(The records begins)

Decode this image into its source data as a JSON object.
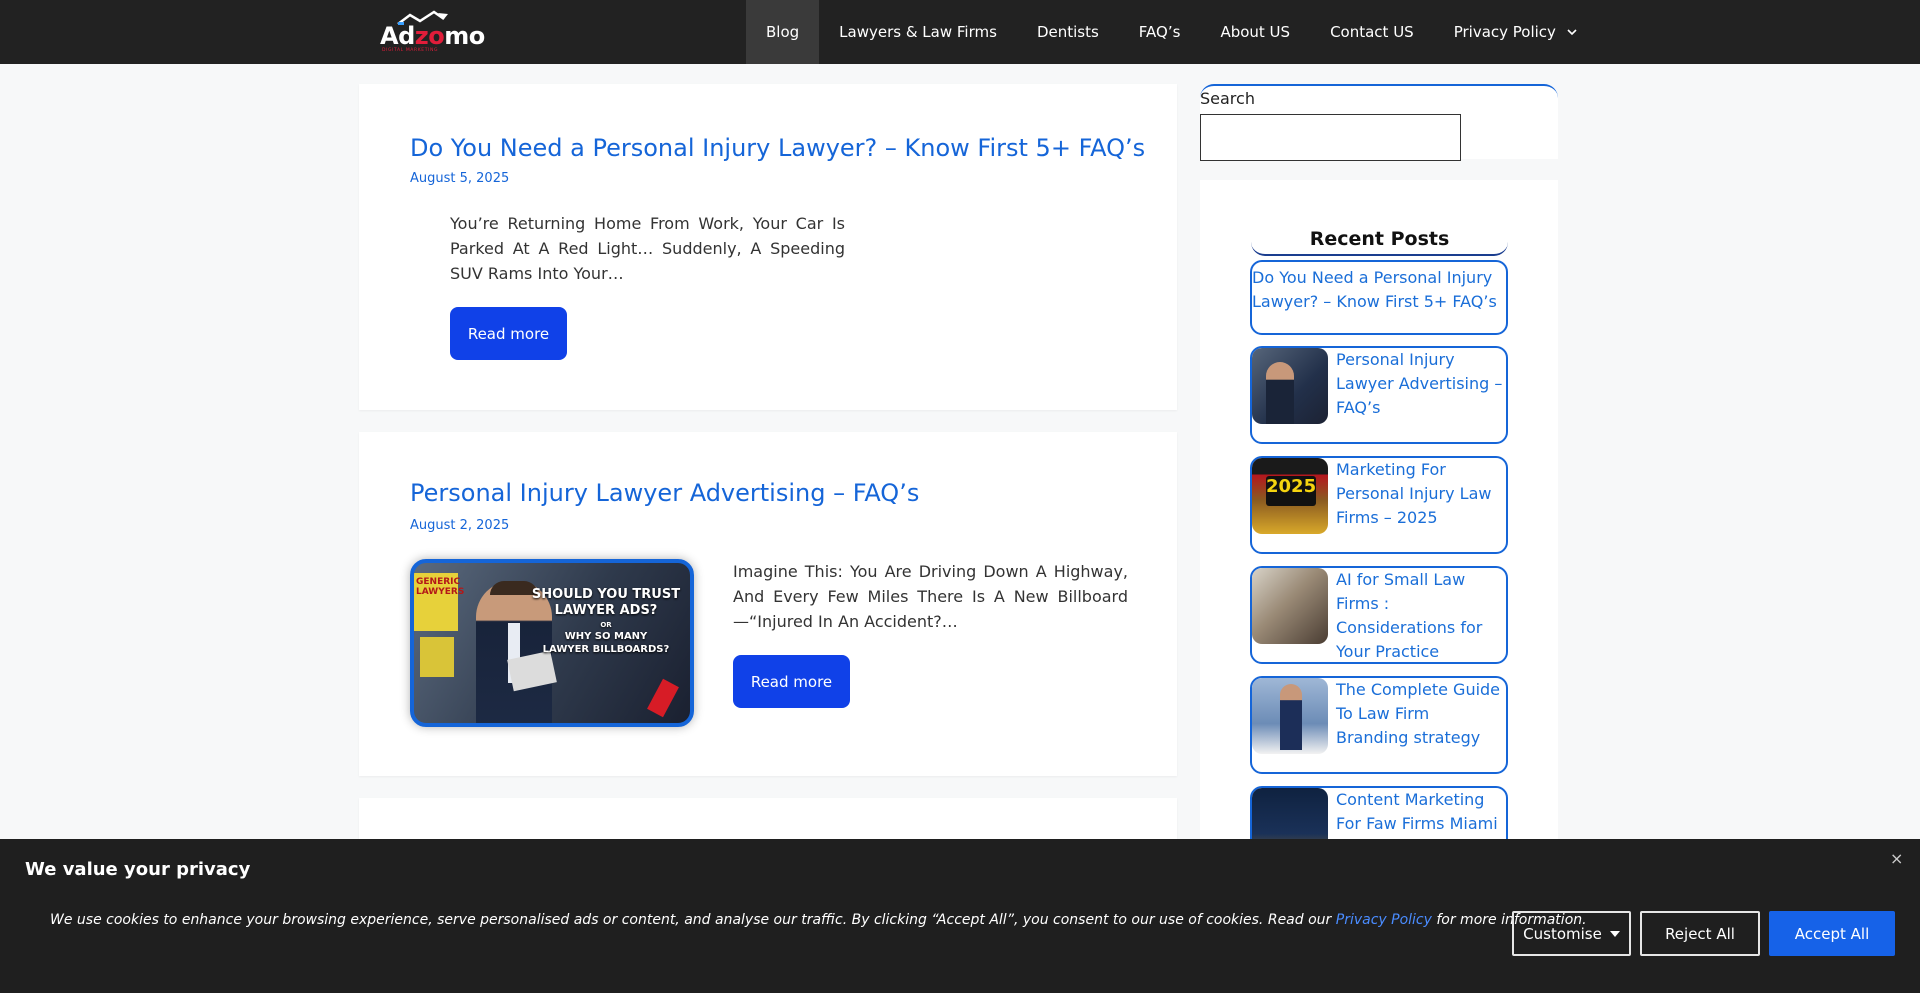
{
  "header": {
    "logo": {
      "prefix": "Ad",
      "accent": "zo",
      "suffix": "mo",
      "tagline": "DIGITAL MARKETING"
    },
    "nav": [
      {
        "label": "Blog",
        "active": true
      },
      {
        "label": "Lawyers & Law Firms"
      },
      {
        "label": "Dentists"
      },
      {
        "label": "FAQ’s"
      },
      {
        "label": "About US"
      },
      {
        "label": "Contact US"
      },
      {
        "label": "Privacy Policy",
        "icon": "chevron-down-icon"
      }
    ]
  },
  "posts": [
    {
      "title": "Do You Need a Personal Injury Lawyer? – Know First 5+ FAQ’s",
      "date": "August 5, 2025",
      "excerpt": "You’re Returning Home From Work, Your Car Is Parked At A Red Light… Suddenly, A Speeding SUV Rams Into Your…",
      "read_more": "Read more"
    },
    {
      "title": "Personal Injury Lawyer Advertising – FAQ’s",
      "date": "August 2, 2025",
      "excerpt": "Imagine This: You Are Driving Down A Highway, And Every Few Miles There Is A New Billboard —“Injured In An Accident?…",
      "read_more": "Read more",
      "image_text": {
        "sign": "GENERIC LAWYERS",
        "line1": "SHOULD YOU TRUST",
        "line2": "LAWYER ADS?",
        "line3": "OR",
        "line4": "WHY SO MANY",
        "line5": "LAWYER BILLBOARDS?"
      }
    }
  ],
  "sidebar": {
    "search_label": "Search",
    "search_value": "",
    "recent_heading": "Recent Posts",
    "recent_posts": [
      {
        "title": "Do You Need a Personal Injury Lawyer? – Know First 5+ FAQ’s"
      },
      {
        "title": "Personal Injury Lawyer Advertising – FAQ’s"
      },
      {
        "title": "Marketing For Personal Injury Law Firms – 2025",
        "image_text": "2025"
      },
      {
        "title": "AI for Small Law Firms : Considerations for Your Practice"
      },
      {
        "title": "The Complete Guide To Law Firm Branding strategy"
      },
      {
        "title": "Content Marketing For Faw Firms Miami fl"
      }
    ]
  },
  "cookie": {
    "title": "We value your privacy",
    "text_before": "We use cookies to enhance your browsing experience, serve personalised ads or content, and analyse our traffic. By clicking “Accept All”, you consent to our use of cookies. Read our ",
    "link": "Privacy Policy",
    "text_after": " for more information.",
    "close": "×",
    "buttons": {
      "customise": "Customise",
      "reject": "Reject All",
      "accept": "Accept All"
    }
  },
  "colors": {
    "accent": "#1565d8",
    "button": "#1041e8",
    "header_bg": "#222222",
    "cookie_bg": "#1f1f1f"
  }
}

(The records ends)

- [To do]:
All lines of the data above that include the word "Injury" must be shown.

- [Output of the exercise]:
      "title": "Do You Need a Personal Injury Lawyer? – Know First 5+ FAQ’s",
      "title": "Personal Injury Lawyer Advertising – FAQ’s",
        "title": "Do You Need a Personal Injury Lawyer? – Know First 5+ FAQ’s"
        "title": "Personal Injury Lawyer Advertising – FAQ’s"
        "title": "Marketing For Personal Injury Law Firms – 2025",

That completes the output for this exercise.